IWD is now an official holiday in Afghanistan, Armenia, Azerbaijan, Belarus, Burkina Faso, Cambodia, China (for women only), Cuba, Georgia, Guinea-Bissau, Eritrea, Kazakhstan, Kyrgyzstan, Laos, Madagascar (for women only), Moldova, Mongolia, Montenegro, Nepal (for women only), Russia, Tajikistan, Turkmenistan, Uganda, Ukraine, Uzbekistan, Vietnam and Zambia. The tradition sees men honoring their mothers, wives, girlfriends, colleagues, etc., with flowers and small gifts. In some countries IWD has the equivalent status of Mother’s Day where children give small presents to their mothers and grandmothers.

Its Our Day

The new millennium has witnessed a significant change and attitudinal shift in both women’s and society’s thoughts about women’s equality and emancipation. Many from a younger generation feel that ‘all the battles have been won for women’ while many feminists from the 1970’s know only too well the longevity and ingrained complexity of patriarchy. With more women in the boardroom, greater equality in legislative rights, and an increased critical mass of women’s visibility as impressive role models in every aspect of life, one could think that women have gained true equality. The unfortunate fact is that women are still not paid equally to that of their male counterparts; women still are not present in equal numbers in business or politics; and globally, women’s education, health and the violence against them is worse than that of men.
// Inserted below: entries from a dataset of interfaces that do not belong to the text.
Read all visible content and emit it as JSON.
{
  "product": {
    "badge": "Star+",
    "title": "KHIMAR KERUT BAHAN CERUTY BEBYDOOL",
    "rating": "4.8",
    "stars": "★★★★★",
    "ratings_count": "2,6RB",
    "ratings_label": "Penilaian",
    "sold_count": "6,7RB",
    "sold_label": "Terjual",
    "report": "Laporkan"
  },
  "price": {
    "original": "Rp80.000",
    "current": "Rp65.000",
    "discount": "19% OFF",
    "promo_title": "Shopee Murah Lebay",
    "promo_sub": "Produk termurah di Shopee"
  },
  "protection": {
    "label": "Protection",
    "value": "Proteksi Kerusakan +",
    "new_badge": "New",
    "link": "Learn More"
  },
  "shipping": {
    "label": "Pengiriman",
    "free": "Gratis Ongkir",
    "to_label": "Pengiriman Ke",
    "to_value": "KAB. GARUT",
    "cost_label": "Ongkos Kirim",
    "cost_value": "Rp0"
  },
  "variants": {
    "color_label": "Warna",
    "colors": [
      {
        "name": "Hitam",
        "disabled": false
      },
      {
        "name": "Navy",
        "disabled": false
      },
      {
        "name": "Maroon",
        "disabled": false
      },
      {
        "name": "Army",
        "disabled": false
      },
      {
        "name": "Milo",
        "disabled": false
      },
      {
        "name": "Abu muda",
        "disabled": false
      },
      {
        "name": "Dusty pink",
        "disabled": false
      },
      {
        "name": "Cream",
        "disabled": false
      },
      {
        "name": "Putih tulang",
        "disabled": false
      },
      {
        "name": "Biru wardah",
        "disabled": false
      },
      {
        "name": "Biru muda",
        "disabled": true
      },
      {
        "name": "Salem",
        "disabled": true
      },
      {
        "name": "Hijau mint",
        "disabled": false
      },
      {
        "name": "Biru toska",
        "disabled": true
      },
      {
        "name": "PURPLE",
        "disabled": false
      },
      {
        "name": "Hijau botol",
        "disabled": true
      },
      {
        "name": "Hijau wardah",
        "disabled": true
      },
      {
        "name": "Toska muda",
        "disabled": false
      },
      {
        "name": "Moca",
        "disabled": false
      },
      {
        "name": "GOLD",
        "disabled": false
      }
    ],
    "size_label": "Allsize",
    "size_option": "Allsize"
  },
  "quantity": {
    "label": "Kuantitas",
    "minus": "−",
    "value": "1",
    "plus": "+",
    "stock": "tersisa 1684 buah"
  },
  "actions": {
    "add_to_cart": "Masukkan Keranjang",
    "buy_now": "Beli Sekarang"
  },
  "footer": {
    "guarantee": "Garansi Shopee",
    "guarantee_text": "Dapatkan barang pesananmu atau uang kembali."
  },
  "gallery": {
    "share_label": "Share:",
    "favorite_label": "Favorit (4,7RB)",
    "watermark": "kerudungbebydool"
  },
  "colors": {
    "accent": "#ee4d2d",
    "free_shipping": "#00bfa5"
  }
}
However, great improvements have been made. We do have female astronauts and prime ministers.  Are we aligning ourselves for having a woman in the White House?  Women have real choices.  And so, the tone and nature of IWD has, for the past few years, moved from being a reminder about the negatives to a celebration of the positives.

HAPPY INTERNATIONAL WOMEN’S DAY!!